It seems like everywhere I turn these days I come across people talking about mindful eating. I couldn’t be happier about it. It’s something that I’ve valued and taught in my 20 plus years of nutrition experience. Why is mindful eating so important? It’s important because mindful eating is a key to having a healthy relationship with food. And in turn, having a healthy relationship with food is a key component of true healthy eating – real wellness.
Even though I wrote the title of this post myself, to be really accurate I should call these ‘ways to prevent your baby from becoming a mindless eater’. Babies are naturally mindful eaters. Unfortunately, we’re taught to become mindless eaters by our experiences in life. As such, these tips that I’m sharing with you today are really about how to avoid starting your child down the wrong path.
#1: Eat With Your Baby
Eating is a social activity. In every culture around the word, people gather to share food. Babies simply eat better when a trusted adult eats with them. Join your child for both meals and snacks. As your baby’s nap routine changes, move their solid food feeding times to match when you eat meals. Bring your baby to the table for meals. Offer finger food versions of foods that you are eating at that meal. Depending on what you are eating, either offer just finger-food versions of your meal or some finger food versions of your meal in addition to baby food. Join your child for snacks too. Even if you don’t need a full snack yourself at that time, perhaps you can share some fruit or veggies in common (most of us could use to eat more fruit and veggies). Or just have a glass of water or coffee/tea. It may not work in your schedule for every meal and snack, but the more the better.
#2: Sit to Eat
It’s so common to eat on the run now. We eat in our car, at our work desks, and while walking down the street. Unfortunately this is another example where multi-tasking isn’t actually helping us out. Kids are easily distracted. They just can’t do as good a job at feeding themselves when multitasking. This doesn’t mean that you can’t ever leave the house again. Sit on a blanket at the park and have a snack picnic. Use a table at the food court at the mall to eat your meal (even if you packed it rom home). Stop for a few minutes after swimming lessons to sit on the bench in the foyer and eat your snack. An added benefit: kids who are used to stopping and sitting to eat, become quick eaters. They get down to the task of eating and in just a few minutes, you’ll be done and back living your busy life. It can actually save time to stop, sit and eat with your child instead of eating on the run.
#3: No Screens
When it’s time to eat, turn off the TV and put the iPad away. Yes, this means putting your phone away too. Why do parents resort to using screens during meals and snacks? Because it gets more food in the child. However, when kids are staring at screens, they can’t listen to their bodies’ own hunger and fullness cues. They’re just too distracted by the screen. So while you may get food in today, you are teaching your child to not listen to their own body’s hunger and satiety cues. And, you’re teaching them to overeat. This strategy is just not worth it. It’s normal for kids to eat a lot one day and very little another day. I recognize that it can be disconcerting as a parent to see your child eat very little. However, when kids choose how much they eat, they regulate their food intake well and have a healthy growth pattern. There are many strategies to ensure that your child is getting enough to eat. Teaching them to mindlessly feed themselves isn’t a successful one.
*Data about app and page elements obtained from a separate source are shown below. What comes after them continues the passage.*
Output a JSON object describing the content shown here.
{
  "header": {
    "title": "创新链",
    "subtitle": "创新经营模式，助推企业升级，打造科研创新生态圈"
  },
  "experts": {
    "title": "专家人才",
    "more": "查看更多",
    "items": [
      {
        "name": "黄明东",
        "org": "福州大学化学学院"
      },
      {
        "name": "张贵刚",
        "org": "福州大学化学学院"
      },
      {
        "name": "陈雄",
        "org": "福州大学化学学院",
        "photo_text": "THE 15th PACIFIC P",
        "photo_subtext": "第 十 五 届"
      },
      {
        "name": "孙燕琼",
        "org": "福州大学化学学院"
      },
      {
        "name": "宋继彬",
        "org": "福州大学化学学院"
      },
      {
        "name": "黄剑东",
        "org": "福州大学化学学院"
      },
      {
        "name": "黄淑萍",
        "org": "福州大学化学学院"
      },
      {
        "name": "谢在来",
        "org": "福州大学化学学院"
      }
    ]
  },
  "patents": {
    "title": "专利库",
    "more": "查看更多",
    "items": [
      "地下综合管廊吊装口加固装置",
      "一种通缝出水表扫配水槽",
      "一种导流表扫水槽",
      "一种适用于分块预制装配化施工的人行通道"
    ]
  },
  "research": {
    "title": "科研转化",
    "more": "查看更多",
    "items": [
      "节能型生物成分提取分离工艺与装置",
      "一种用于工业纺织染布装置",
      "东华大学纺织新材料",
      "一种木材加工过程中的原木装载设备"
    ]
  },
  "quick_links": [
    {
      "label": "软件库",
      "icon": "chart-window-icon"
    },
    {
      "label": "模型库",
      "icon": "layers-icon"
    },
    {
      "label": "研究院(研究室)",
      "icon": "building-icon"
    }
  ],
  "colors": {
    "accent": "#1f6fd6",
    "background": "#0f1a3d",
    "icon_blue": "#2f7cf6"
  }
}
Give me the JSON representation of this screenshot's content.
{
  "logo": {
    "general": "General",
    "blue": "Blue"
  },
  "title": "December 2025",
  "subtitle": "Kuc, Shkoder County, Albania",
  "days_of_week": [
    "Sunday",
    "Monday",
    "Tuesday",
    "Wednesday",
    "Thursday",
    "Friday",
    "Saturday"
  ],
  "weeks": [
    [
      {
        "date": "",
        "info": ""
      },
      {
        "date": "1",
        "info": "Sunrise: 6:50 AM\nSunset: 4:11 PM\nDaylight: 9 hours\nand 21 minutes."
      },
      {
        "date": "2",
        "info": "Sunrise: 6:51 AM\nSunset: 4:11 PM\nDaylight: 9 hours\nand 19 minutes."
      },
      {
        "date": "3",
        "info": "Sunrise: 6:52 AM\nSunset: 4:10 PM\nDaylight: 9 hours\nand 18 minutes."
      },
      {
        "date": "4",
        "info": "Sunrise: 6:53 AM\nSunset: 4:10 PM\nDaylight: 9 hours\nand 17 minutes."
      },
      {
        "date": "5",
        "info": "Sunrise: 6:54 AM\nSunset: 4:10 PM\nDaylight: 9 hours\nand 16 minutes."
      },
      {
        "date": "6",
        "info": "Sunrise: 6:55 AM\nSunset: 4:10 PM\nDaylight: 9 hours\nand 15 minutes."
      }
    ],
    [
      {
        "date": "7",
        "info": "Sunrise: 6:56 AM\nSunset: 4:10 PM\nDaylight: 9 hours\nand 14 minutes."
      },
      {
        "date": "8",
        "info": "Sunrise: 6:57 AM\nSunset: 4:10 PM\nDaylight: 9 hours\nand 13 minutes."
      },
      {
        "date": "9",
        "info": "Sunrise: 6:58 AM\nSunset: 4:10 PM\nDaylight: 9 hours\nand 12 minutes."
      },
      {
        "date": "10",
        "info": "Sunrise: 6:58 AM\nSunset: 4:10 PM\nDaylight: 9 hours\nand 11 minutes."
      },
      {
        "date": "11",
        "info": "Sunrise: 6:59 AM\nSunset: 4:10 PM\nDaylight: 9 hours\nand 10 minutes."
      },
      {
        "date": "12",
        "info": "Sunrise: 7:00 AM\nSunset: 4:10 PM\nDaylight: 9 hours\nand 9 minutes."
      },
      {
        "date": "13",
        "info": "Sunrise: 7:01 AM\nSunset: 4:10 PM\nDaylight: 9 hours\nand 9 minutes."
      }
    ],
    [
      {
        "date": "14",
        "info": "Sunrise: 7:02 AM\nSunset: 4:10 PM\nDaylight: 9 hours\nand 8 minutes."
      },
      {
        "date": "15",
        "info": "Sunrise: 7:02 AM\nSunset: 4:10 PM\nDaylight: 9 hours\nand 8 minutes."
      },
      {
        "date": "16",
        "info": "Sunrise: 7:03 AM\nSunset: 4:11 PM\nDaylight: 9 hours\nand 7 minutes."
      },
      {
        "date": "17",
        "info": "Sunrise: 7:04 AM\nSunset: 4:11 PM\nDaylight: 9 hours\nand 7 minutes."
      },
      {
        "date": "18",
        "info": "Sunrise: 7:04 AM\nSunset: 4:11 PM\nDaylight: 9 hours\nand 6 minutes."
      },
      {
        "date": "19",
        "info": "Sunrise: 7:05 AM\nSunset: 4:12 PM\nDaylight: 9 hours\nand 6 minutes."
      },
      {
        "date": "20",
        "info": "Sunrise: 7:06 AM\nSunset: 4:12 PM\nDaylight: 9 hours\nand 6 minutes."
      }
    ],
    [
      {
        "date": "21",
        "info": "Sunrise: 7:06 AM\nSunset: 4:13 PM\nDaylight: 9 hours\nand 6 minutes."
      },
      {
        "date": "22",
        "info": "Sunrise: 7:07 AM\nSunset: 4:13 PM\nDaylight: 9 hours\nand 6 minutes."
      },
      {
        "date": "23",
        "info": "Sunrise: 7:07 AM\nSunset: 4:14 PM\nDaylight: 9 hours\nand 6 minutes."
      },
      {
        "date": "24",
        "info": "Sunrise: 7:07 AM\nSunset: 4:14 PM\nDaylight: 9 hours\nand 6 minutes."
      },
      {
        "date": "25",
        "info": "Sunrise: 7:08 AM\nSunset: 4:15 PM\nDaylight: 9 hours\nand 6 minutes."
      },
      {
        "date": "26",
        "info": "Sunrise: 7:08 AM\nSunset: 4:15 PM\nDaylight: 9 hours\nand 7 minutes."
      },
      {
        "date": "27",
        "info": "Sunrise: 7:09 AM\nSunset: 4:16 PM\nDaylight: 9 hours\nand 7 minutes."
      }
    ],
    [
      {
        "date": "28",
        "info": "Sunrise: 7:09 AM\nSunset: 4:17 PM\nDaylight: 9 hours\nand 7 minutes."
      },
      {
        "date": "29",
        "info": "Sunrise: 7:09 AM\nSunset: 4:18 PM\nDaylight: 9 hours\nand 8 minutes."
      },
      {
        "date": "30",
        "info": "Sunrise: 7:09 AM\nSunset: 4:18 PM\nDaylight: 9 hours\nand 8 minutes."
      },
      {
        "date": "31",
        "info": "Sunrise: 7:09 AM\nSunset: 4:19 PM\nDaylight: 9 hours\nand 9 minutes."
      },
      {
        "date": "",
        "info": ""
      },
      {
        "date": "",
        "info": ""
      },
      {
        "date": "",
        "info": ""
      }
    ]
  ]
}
#4: Pleasant Conversation Only
You want your child to associate eating with happy memories. Meals and snacks aren’t the times to be reviewing what your child did wrong today. Nor are they the time for nagging or family arguments. Create a family routine of having everyone take turns talking about their days. Yes, you can even do this if it’s just you and your baby. While your baby may not yet understand the words that you are saying, they can pick up on your energy and tone of voice. You’re establishing a routine where the table is a place to which they look forward to coming – not a place from which they want to run screaming.
#5 Role Model Trying New Food
Babies are little sponges. They observe everything that you do and copy it. Be honest with yourself. When was the last time that you tried a new food? Being open to trying new things is a part of having a healthy relationship with food. If you want your baby to be open to trying new foods, you need to walk the talk. Note that this doesn’t include pretending to like something. Mindfulness doesn’t include deception or being fake. If you try something and don’t like it, it’s an opportunity for you to role model staying calm (and having good manners) in this situation.
Kristen Yarker, MSc, RD helps moms and dads support your picky kids to get good nutrition today…and instill a life-long love of healthy eating.
Find out more at www.KristenYarker.com